The assumption is that giving criticism is easy. Some even enjoy criticizing others and they do it regularly. However, as a leader, giving criticism may be something that is utterly dreadful. How leaders should give criticism to their members directly affect progress and success. Not done properly can leave the individual demoralized and ineffective. Done correctly and you can have a happy member who will be more motivated to improve. In this situation, how leaders should give criticism is greatly important and impactful to the success of the leader, the individual, the team and the entire future success of the organization.
People give criticism for many different reasons. Some give criticism only when needed and with the intent to help make improvements. Others do so for malicious reasons. You read more on what are the common reasons people criticize here. Leaders, however, should have a more focused and precise reason to give criticism. You as a leader should only give criticism with the intent to teach and help improve your team member.
There’s a technique that many use when giving criticism call the “managerial sandwich”. This is when you start the criticism with some type of positive comment, the bottom slice of bread in the sandwich. Then you give the criticism, which would be the meat of the sandwich. Finally, you finish off with another positive comment or a complement, the top slice of bread to finish off the sandwich. This is something that is commonly used because it soften the blow to the individual receiving the criticism. You can read more on this technique here. I bring this technique up because I think it’s used too much and the focus is wrong. The focus is too much on the bread and not enough on the meat. In order to make it easier for both parties, the concentration is on the positive comments and the criticism is tip toed around.
Giving criticism for a leader isn’t easy nor is it enjoyable. But it should be done correctly otherwise it defeats the purpose and no one really gains anything from it. If you spend too effort focusing on the positive comments, you’re doing yourself and your team member a disservice. You are avoiding conflicts and in the process your message are lost. The real focus of the feedback should be on the meat, the actual criticism. The following are some guidelines on how you can give focus to the meat of the criticism and make the entire process a fruitful one for all parties involved.
- Not in public – One of the most important rule as a leader is to never embarrass your employees. Regardless of your intentions, it’s never the right decision to embarrass anyone, particularly your employees. When giving criticism, make sure it’s in a private setting. The criticism is only for the person needing it. Not for anyone else.
- Don’t ambush – The person you’re going to give criticism to should not be caught off guard. Which means you should not be giving indication that all is well and that their work is great. Then surprise them with criticism that their work needs improvements. This is unfair to them and sends contradictory messages. You must practice consistency in your messaging. You can read more about consistency in my article How To Be Consistent here.

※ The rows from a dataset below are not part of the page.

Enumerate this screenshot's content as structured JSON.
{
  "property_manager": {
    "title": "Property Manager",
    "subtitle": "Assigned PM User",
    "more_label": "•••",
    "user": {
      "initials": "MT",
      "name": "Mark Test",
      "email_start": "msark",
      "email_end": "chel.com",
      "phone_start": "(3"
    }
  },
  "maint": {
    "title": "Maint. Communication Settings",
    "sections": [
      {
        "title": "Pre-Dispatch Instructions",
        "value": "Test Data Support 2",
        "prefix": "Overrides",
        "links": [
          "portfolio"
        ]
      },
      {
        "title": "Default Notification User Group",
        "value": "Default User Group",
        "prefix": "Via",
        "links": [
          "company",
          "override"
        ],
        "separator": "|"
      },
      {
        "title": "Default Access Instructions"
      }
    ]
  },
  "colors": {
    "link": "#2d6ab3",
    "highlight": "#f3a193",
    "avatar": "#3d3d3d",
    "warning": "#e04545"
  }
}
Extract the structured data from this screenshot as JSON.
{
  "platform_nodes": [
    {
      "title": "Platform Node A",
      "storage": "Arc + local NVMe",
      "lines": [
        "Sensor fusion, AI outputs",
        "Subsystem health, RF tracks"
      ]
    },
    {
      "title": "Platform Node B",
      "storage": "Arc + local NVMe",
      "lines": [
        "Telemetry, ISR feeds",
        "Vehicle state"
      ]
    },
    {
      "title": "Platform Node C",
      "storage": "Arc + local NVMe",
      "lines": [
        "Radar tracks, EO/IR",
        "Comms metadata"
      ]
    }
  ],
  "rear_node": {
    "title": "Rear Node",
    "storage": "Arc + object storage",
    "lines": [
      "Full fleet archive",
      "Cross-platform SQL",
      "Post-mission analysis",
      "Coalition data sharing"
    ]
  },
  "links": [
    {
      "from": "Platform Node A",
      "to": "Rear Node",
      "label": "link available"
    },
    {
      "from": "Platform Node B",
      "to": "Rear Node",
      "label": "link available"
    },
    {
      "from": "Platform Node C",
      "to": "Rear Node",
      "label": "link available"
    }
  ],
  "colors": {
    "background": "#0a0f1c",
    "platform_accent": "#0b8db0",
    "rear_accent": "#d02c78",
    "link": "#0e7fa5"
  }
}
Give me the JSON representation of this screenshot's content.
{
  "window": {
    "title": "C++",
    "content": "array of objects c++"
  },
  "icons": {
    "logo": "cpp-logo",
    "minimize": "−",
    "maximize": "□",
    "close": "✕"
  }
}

- Be specific – I mentioned earlier that people sometimes dance around the issue when giving criticism. They’re uncomfortable to say it bluntly and address the issue. But doing so may confuse the issue and the message. When giving criticism, just be direct. Express exactly what the issue is and how it can be improved. You’re not being mean or hurtful when being direct. You’re being helpful, so you need not feel bad about it. But make sure that your intentions are to help and to improve.
- Never attack – The approach you use to give criticism to your team member should never be aggressive. They should never feel like they’re being attacked. If they do, they become defensive and your message, however well intent, doesn’t get through. Come with an approach of helping and supporting and your message will be received much easier.
- Be constructive – Criticism should always be constructive. Giving constructive criticism is to allow the individual to grow and to further their skills. You want to be constructive and not destructive. So make sure your criticism includes suggestions for improvements. It can’t just be negative statements.
- Engaging conversation – When giving your criticism, allow your member to give their side of the story. Allow them to explain why they did what they did and justify why they thought it was a good idea. It should not be one sided so make it engaging. You might end up learning something yourself.
- OK to be Positive – I had discussed earlier about how using the managerial sandwich technique, many managers gives focus too much on the bread and not the meat. They focus too much on giving positive comments and the actual criticism message is unclear. That doesn’t mean that we should only focus on the meat and forget the bread. It’s ok to be positive, and even necessary. However, make sure that the criticism message is the focal point and the positivity can be used to promote the message. Not replace it.
Leaders giving criticism isn’t as simple and easy as many may assume. A good leader will carefully consider the criticism needing to be given. How the leader should be giving the criticism is very important. Doing it wrong and with the wrong intent will be devastating to the individual, the relationship and the future success for everyone. Giving criticism constructively and allowing your team to grow will set the stage for sustainable success.
Photo by: Yanalya
Denny Nguyen, a veteran IT leader and experienced operational manager with 15+ years working in the software and software related service industry. Currently, Denny oversees global operations of LogiGear including IT infrastructure and services, and facility worldwide and marketing and business development for the APAC region.
Started out as a test engineer, Denny has excelled his career into project management, IT management, account management, customer relation management, and marketing and sales management. In 2004, when LogiGear began to establish its present in Vietnam with two Software Testing & Research centers in Saigon and the third center in 2009 in Danang, Denny was instrumental and the key leader who was chartered to build out the entire foundation and infrastructure for LogiGear to grow for the next twenty years.